First, thank you does not say enough for this. I am a slow learner and forward to using this to help learn about electricity. I am finding out that it is not that hard, but like Bert K commented, U+P=R. Thank you again so much Mr. Ravado

**Rik Ravado (author)** from England on November 11, 2011:

Brett

Well spotted - I agree. (Changed the graphic) Thanks!

**Brett** on November 10, 2011:

Shouldn't your graphic read I = sqrt(P) / R instead of I = sqrt(P) / V?

**Rik Ravado (author)** from England on March 12, 2011:

Thanks for the feedback Bert - you are so right with U+P=R.

Learning is much more effective when you put what you have learned into practice!

**bert k** on March 12, 2011:

thanks for the free lesson. you made it very clear and easy to understand. here is a smart formula i'd like to pass on to beginners like myself. U+P=R or utilization plus practice equals retention. i wish there had been internet and google when i was a kid. best regards teach. bk

**topquark** from UK on February 07, 2011:

Useful and well-presented article! A lot of people seem to get confused about Watts and Amps and Volts - an explanation like this has been long overdue.

**bernie** on October 12, 2010:

Everyones a cridic. I understood completely and I understood that it is not on the money, and those of us who don't have to act like know it all's realize that there are factors involved that makes the math close, but there is room for error. Maybe thicknees of the wire being used, battery losing power, or whatever the reason. People chill!!! If I understood and realise this then you brain childeren should. Anal Bastards.

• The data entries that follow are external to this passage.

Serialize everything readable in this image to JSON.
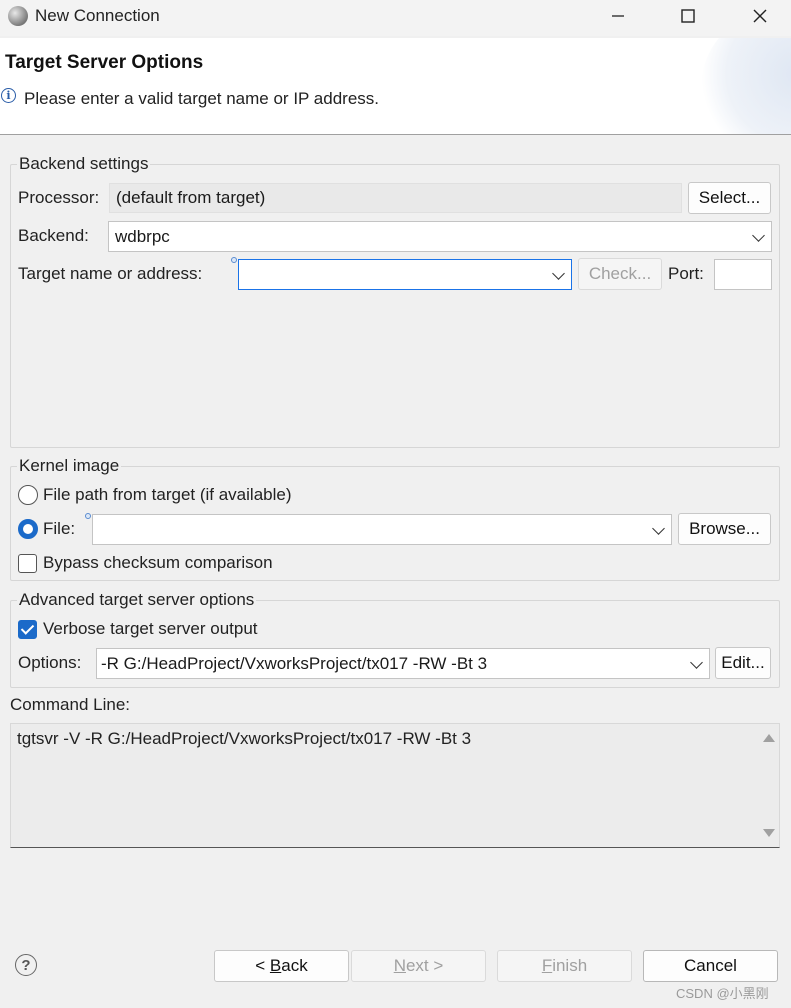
{
  "window": {
    "title": "New Connection",
    "minimize_icon": "minimize-icon",
    "maximize_icon": "maximize-icon",
    "close_icon": "close-icon"
  },
  "header": {
    "title": "Target Server Options",
    "message": "Please enter a valid target name or IP address.",
    "info_icon": "i"
  },
  "backend_settings": {
    "legend": "Backend settings",
    "processor_label": "Processor:",
    "processor_value": "(default from target)",
    "select_button": "Select...",
    "backend_label": "Backend:",
    "backend_value": "wdbrpc",
    "target_label": "Target name or address:",
    "target_value": "",
    "check_button": "Check...",
    "port_label": "Port:",
    "port_value": ""
  },
  "kernel_image": {
    "legend": "Kernel image",
    "radio_from_target": "File path from target (if available)",
    "radio_file": "File:",
    "file_value": "",
    "browse_button": "Browse...",
    "bypass_label": "Bypass checksum comparison"
  },
  "advanced": {
    "legend": "Advanced target server options",
    "verbose_label": "Verbose target server output",
    "options_label": "Options:",
    "options_value": "-R G:/HeadProject/VxworksProject/tx017 -RW -Bt 3",
    "edit_button": "Edit..."
  },
  "command_line": {
    "label": "Command Line:",
    "value": "tgtsvr -V -R G:/HeadProject/VxworksProject/tx017 -RW -Bt 3"
  },
  "footer": {
    "help_icon": "?",
    "back_prefix": "< ",
    "back_key": "B",
    "back_rest": "ack",
    "next_key": "N",
    "next_rest": "ext >",
    "finish_key": "F",
    "finish_rest": "inish",
    "cancel_label": "Cancel"
  },
  "watermark": "CSDN @小黑刚",
  "colors": {
    "accent": "#1b6ac9",
    "focus_border": "#1a73e8"
  }
}
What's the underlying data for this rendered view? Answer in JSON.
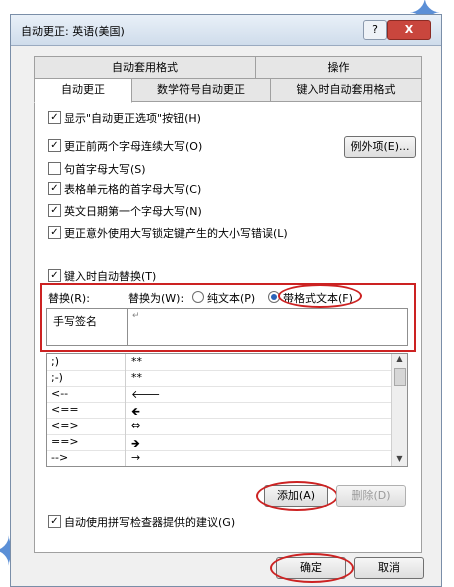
{
  "window": {
    "title": "自动更正: 英语(美国)",
    "help_label": "?",
    "close_label": "X"
  },
  "tabs_top": [
    "自动套用格式",
    "操作"
  ],
  "tabs_bottom": [
    "自动更正",
    "数学符号自动更正",
    "键入时自动套用格式"
  ],
  "options": [
    {
      "label": "显示\"自动更正选项\"按钮(H)",
      "checked": true
    },
    {
      "label": "更正前两个字母连续大写(O)",
      "checked": true
    },
    {
      "label": "句首字母大写(S)",
      "checked": false
    },
    {
      "label": "表格单元格的首字母大写(C)",
      "checked": true
    },
    {
      "label": "英文日期第一个字母大写(N)",
      "checked": true
    },
    {
      "label": "更正意外使用大写锁定键产生的大小写错误(L)",
      "checked": true
    }
  ],
  "exceptions_button": "例外项(E)...",
  "replace_as_you_type": {
    "label": "键入时自动替换(T)",
    "checked": true
  },
  "replace_label": "替换(R):",
  "with_label": "替换为(W):",
  "plain_text_label": "纯文本(P)",
  "formatted_text_label": "带格式文本(F)",
  "replace_value": "手写签名",
  "with_value": "↵",
  "entries": [
    {
      "from": ";)",
      "to": "**"
    },
    {
      "from": ";-)",
      "to": "**"
    },
    {
      "from": "<--",
      "to": "🡐"
    },
    {
      "from": "<==",
      "to": "🡸"
    },
    {
      "from": "<=>",
      "to": "⇔"
    },
    {
      "from": "==>",
      "to": "🡺"
    },
    {
      "from": "-->",
      "to": "→"
    }
  ],
  "add_button": "添加(A)",
  "delete_button": "删除(D)",
  "spellcheck": {
    "label": "自动使用拼写检查器提供的建议(G)",
    "checked": true
  },
  "ok_button": "确定",
  "cancel_button": "取消",
  "colors": {
    "highlight": "#cc2222",
    "accent": "#2a63b8"
  }
}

**Kevin** on October 03, 2010:

Thanks for this mate.

Helped a lot with my schoolwork. :P

**Rik Ravado (author)** from England on June 09, 2010:

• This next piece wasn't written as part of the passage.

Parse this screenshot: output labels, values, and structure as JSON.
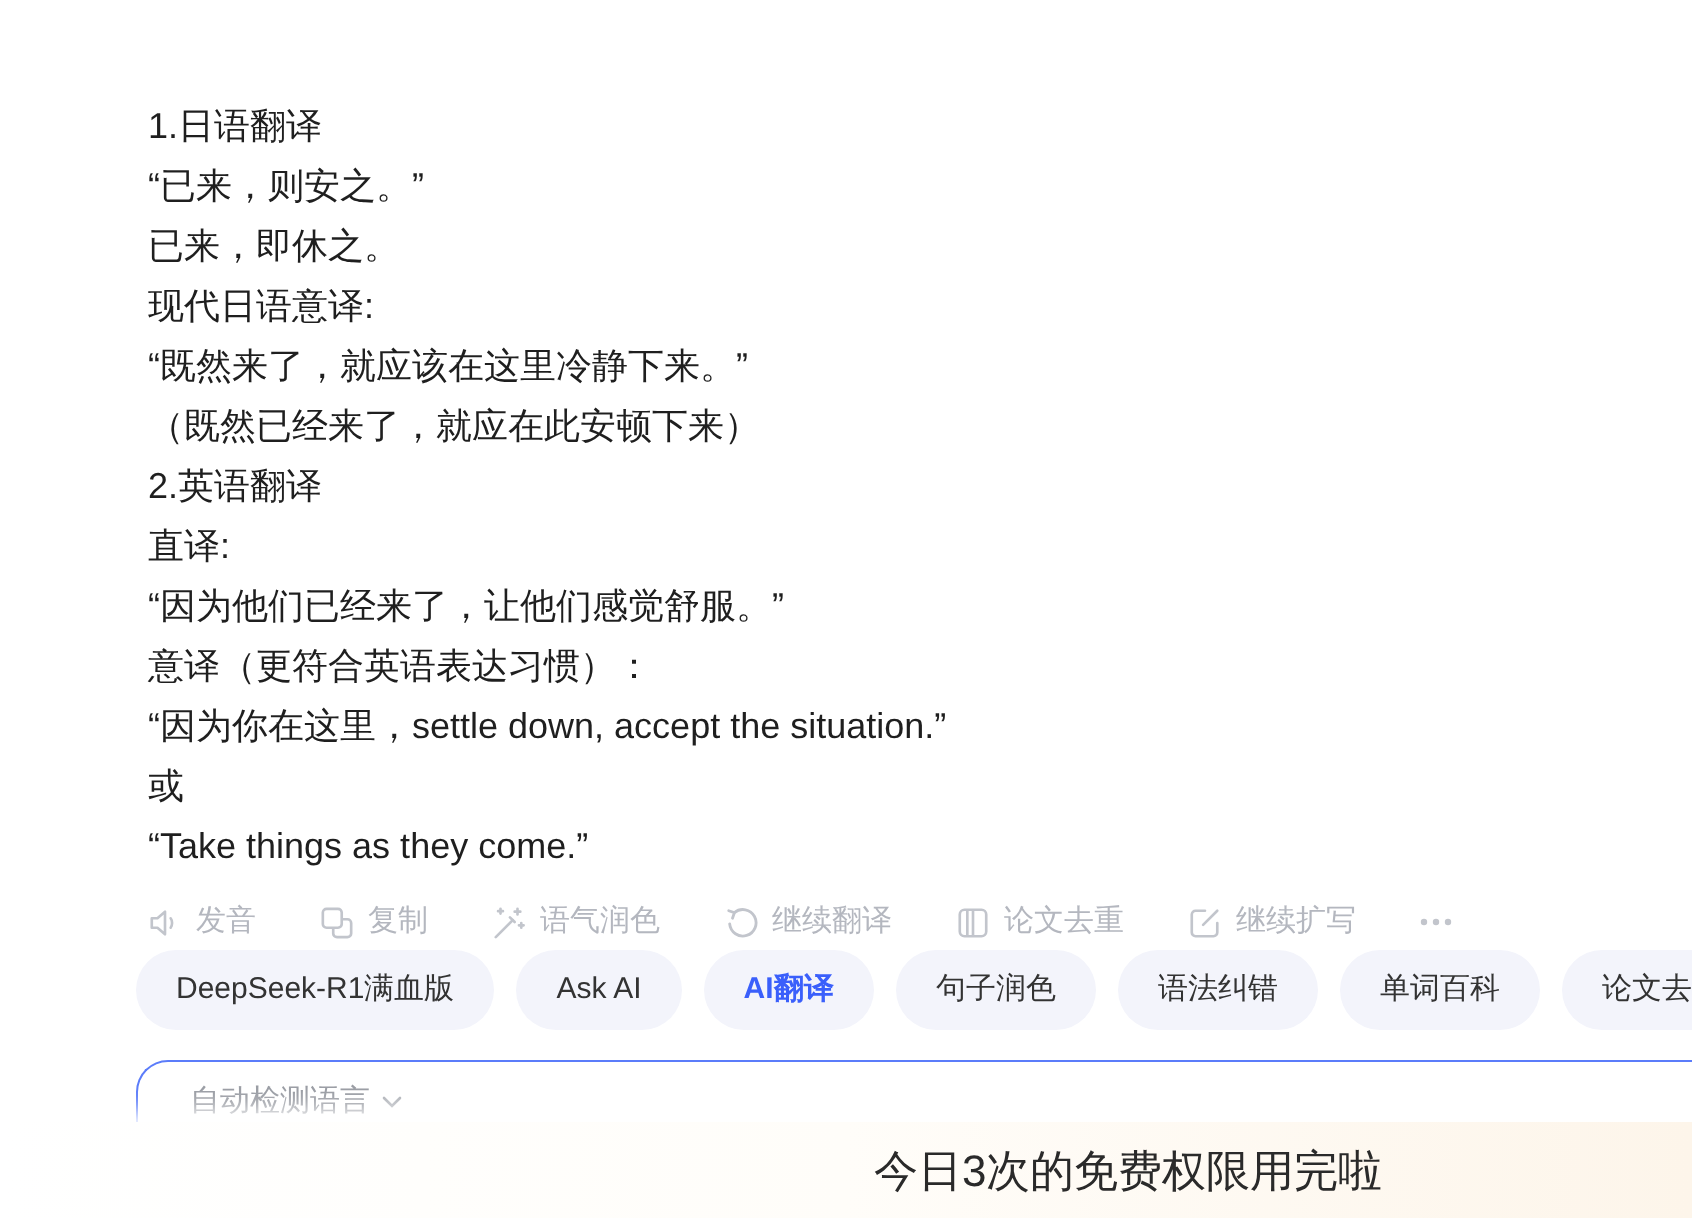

Thanks Peter!

**Peter Enmore** on June 08, 2010:

Yeah, you really can't get the calculation it to an exact. But you can definitely get an approximate.

**Rik Ravado (author)** from England on February 06, 2010:

Elk

Thanks for your comments - I still maintain 120v is safer than 230v. In other words the lower the voltage, the less current potentially flows through the victim.

I agree with your 'approximately' as obviously cable and other elements in the circuit will further lower the current. Also the rating of the bulb or other appliance will not be precise and there will be a margin of error.

Thanks for stopping by and commenting!

**elkangorito** from Thailand on February 06, 2010:

Even though your blog is an excellent "guide to the basics of electricity", there are a couple of things that need to be considered:

You said, "In the USA, the domestic supply is typically 110V, much safer than the UK."

This is not true.

Firstly, the voltage in the UK is officially 230v (single phase, domestic).

Secondly, the voltage in the USA is 120v (domestic).

120v is in no way "safer" than 230v. A "safe" voltage is considered to be less than 50v RMS (AC) or 120v DC (ripple free). These voltages are known as "extra low voltages" & relate to "touch voltage limits".

You also said: "Finally, remember that if you know the voltage of your power supply then you can calculate the current through a bulb, fuse or other electrical appliance or component, based on its rating in Watts."

I think that you meant to say, "Finally, remember that if you know the voltage of your power supply then you can APPROXIMATELY calculate the current through a bulb, fuse or other electrical appliance or component, based on its rating in Watts."

**Rik Ravado (author)** from England on November 04, 2009:

LiamBean - glad you found it helpful!

**LiamBean** from Los Angeles, Calilfornia on October 23, 2009:

Lovely. Wonderful explanation of Watts, Amps, and Current.